_Instructions for the task_.
Among the entries that follow, find every line with the word "Pune" and list it.

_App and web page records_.

=== Section Start ===

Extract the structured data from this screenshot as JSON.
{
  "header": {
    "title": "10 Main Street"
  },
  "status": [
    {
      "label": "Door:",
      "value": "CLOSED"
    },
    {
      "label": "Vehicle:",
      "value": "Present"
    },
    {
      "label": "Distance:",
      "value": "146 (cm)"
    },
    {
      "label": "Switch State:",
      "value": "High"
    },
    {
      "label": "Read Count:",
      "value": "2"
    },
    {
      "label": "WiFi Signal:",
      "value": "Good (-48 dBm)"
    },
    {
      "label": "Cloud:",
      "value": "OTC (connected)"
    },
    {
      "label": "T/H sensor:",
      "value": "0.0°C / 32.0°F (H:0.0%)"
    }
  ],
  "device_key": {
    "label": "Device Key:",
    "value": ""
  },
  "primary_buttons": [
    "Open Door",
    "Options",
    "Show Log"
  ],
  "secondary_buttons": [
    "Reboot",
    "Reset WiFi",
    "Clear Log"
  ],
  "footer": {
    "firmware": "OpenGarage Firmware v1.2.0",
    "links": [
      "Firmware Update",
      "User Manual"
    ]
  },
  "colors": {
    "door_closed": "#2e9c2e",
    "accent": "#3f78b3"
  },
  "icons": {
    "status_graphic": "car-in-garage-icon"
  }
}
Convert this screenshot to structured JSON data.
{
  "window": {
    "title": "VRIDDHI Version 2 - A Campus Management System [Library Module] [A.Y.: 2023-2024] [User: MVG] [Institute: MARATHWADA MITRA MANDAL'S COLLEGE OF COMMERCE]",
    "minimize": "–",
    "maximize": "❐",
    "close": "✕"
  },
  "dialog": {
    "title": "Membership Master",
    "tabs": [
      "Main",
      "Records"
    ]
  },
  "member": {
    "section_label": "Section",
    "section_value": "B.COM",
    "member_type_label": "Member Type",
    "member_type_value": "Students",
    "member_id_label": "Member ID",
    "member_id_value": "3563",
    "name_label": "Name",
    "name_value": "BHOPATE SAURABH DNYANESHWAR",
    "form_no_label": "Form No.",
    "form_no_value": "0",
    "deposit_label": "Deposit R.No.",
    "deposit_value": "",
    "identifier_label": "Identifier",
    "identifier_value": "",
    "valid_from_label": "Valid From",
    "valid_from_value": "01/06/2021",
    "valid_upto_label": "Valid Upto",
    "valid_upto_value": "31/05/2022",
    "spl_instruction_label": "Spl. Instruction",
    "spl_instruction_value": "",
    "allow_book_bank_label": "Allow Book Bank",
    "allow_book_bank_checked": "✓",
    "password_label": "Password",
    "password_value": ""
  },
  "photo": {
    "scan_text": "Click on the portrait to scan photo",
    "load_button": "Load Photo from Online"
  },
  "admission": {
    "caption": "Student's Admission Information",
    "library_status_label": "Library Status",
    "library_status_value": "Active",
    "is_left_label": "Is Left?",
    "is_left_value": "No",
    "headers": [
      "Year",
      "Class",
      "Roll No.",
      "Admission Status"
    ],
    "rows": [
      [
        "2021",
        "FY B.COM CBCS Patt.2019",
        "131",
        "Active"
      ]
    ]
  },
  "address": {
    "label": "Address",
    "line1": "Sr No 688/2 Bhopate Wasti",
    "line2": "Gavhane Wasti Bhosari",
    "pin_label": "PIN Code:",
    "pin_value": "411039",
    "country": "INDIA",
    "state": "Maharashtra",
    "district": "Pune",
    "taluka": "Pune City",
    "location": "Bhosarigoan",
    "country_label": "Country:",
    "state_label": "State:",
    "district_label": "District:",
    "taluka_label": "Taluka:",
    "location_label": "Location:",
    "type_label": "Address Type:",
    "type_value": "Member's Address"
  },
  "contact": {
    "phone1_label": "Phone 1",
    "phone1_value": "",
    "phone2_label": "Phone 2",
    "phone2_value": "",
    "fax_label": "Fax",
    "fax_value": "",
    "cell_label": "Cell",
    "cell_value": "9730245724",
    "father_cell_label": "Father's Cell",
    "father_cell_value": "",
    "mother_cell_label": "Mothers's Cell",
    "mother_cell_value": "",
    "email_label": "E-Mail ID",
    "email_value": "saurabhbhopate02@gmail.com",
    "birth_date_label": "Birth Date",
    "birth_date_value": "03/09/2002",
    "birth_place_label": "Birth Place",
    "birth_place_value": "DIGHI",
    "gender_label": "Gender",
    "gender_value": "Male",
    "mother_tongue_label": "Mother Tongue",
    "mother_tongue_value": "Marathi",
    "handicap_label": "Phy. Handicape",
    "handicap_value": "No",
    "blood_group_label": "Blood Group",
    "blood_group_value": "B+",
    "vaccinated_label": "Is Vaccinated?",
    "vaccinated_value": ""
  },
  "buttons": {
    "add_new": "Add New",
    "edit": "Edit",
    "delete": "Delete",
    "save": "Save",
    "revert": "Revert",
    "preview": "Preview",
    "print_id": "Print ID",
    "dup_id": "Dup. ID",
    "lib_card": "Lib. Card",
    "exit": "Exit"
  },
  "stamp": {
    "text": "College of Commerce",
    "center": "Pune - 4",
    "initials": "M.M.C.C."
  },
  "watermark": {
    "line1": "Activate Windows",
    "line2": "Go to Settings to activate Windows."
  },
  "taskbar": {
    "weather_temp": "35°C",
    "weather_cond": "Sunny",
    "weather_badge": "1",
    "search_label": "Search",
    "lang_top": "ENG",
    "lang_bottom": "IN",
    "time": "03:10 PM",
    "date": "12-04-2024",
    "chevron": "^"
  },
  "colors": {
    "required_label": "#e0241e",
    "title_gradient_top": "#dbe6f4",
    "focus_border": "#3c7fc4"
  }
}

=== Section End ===

_Task output_.
    "district": "Pune",
    "taluka": "Pune City",
    "center": "Pune - 4",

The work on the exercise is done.